Microscope set-up for Bulino by Mitch


:::Pledge Member:::
::::Pledge Member::::
Jul 23, 2007
Hi All-

A while back in a thread on microscopes/lighting/bulino/whatever I'd mentioned my unusual microscope set-up for bulino work and somebody had asked me to post a picture. At the time it wasn't set up in my shop, but now it is and here's a couple shots of it.

The first pic shows the diffuser panel (1/16" white HDPE). The second has it removed because at a straight on side view it was difficult to tell what it is. The perfect incident angle of light -from the source to the object to the eyes, spread over a large area, fairly bright but softly diffused, is a delight to work under. I'm experimenting with replicating this effect for my standard microscope set-up for the rest of my engraving- I'll keep everybody posted.

A few things to note:
The scope is a Leica S6, which has a 60° angle, not the usual 45° (or 38° for some). This allows a more natural head/eye position, but I'm sure if your vise was more level and you didn't mind looking a bit more straight ahead or even a tad upwards, a 45° model would work fine.

There is no 0.5x objective lens. I'm working out in front of the scope, not directly below it, so don't need the extra clearance. This also means my zoom range is 6x-40x (not 3x-20x like for normal work). A 0.5x converter would just make me reach down & out too far.

It is difficult, bordering on impossible, to center the scope & vise on a common rotational axis at this angle. To whatever extent you can, it's limited, so this set-up is really only good for working on small areas in dots- where you'll be in the same place/position for a while. But it's REALLY GOOD for that.

As you'd expect, the focal plane is basically a band across the middle of the field of view. The higher the magnification, the narrower it gets. I focus thru a combination of the scope mount's focus adjustment and using the vise's eccentric mechanism to move forward and back. Once again, since I only use this set-up for bulino where I might be pecking dots in one small area for 10-15 mins straight, this is not as inconvenient as it sounds.

The big foam blocks are obviously arm rests. I just bought new ones out of the local Foam & Fabric off-cut bin for all of three bucks & change- which included having them glued together with 'Insta-Bond'. They're tall enough to allow a perfectly relaxed posture and when I bend my left elbow my hand falls right on the focus knob.

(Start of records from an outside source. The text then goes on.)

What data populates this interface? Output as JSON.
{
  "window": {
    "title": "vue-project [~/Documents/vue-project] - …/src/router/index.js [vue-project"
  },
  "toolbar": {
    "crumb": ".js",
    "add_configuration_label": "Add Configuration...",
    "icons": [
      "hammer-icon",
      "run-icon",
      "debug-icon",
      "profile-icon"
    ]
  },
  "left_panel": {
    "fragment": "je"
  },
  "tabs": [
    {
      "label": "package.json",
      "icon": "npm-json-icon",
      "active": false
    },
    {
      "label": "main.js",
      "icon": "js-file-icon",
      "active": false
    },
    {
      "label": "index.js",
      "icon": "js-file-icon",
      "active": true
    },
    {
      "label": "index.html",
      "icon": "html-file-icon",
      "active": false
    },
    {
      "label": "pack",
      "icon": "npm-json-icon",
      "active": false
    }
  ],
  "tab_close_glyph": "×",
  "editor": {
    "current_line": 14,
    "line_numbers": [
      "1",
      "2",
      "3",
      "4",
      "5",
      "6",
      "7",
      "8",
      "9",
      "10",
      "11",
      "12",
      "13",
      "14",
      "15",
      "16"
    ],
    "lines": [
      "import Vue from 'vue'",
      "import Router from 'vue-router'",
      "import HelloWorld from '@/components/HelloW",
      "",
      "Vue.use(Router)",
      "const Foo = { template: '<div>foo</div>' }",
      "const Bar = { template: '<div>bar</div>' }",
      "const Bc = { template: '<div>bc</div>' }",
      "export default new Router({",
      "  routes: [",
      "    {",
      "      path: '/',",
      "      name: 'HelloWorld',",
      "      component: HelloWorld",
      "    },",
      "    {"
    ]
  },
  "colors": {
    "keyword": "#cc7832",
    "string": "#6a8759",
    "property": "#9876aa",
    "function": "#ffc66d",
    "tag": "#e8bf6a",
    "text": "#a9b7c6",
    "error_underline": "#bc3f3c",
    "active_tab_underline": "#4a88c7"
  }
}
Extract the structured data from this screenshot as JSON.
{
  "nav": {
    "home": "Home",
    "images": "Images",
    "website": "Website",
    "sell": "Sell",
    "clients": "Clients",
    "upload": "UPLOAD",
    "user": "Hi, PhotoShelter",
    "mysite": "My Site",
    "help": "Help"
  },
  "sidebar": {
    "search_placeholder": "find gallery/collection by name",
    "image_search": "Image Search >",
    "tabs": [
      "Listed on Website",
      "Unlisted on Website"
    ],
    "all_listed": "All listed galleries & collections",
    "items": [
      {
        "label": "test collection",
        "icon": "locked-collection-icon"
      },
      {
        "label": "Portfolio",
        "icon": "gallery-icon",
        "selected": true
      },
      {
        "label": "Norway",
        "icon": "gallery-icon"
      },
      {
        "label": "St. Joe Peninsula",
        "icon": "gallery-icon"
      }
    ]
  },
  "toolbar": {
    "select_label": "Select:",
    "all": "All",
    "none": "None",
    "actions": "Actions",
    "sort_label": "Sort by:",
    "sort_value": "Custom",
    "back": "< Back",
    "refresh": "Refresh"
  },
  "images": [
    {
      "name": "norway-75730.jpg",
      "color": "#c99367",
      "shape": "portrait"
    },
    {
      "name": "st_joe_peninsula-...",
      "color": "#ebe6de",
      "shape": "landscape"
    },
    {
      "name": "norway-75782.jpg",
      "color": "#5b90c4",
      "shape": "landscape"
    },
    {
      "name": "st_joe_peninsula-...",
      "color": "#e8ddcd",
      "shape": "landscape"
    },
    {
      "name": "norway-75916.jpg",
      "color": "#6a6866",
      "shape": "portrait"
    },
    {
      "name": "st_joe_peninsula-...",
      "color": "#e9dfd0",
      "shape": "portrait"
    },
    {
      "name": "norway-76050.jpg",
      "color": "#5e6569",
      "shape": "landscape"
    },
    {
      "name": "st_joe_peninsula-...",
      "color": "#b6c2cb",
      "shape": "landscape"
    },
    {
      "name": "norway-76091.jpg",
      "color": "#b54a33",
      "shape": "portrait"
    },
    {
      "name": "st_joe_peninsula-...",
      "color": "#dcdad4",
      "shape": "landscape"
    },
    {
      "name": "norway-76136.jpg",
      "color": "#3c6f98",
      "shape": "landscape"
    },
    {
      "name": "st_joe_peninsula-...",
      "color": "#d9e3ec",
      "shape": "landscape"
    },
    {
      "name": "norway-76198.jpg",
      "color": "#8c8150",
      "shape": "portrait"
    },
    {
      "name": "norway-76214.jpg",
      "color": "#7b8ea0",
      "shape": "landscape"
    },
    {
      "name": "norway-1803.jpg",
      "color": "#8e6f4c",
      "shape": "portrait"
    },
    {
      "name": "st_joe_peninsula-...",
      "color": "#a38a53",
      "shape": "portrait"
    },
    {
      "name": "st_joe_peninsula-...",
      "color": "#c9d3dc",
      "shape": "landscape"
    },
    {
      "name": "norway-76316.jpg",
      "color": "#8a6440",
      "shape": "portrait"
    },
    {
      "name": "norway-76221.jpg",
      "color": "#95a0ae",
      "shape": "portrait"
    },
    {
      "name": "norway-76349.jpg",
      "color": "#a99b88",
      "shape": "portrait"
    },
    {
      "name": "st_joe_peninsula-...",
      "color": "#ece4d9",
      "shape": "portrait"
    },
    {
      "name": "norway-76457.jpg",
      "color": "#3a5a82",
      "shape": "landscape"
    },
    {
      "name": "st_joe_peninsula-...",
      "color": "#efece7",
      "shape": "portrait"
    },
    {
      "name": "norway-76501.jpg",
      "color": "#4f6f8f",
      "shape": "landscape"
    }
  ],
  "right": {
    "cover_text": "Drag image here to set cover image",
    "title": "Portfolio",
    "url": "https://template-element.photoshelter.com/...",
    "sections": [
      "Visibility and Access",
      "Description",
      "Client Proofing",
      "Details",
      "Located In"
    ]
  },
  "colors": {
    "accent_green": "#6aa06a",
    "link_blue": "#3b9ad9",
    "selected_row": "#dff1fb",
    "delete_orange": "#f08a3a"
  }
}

My vise is elevated on a pair of concrete paving blocks with thin foam sheets between for traction/vibration damping. I keep meaning to build something sexier with metal, wood or stone, but until I'm done tweaking things this is it.


  • DSCN0781.jpg
    47.7 KB · Views: 926
  • DSCN0783.jpg
    51.4 KB · Views: 906

Latest posts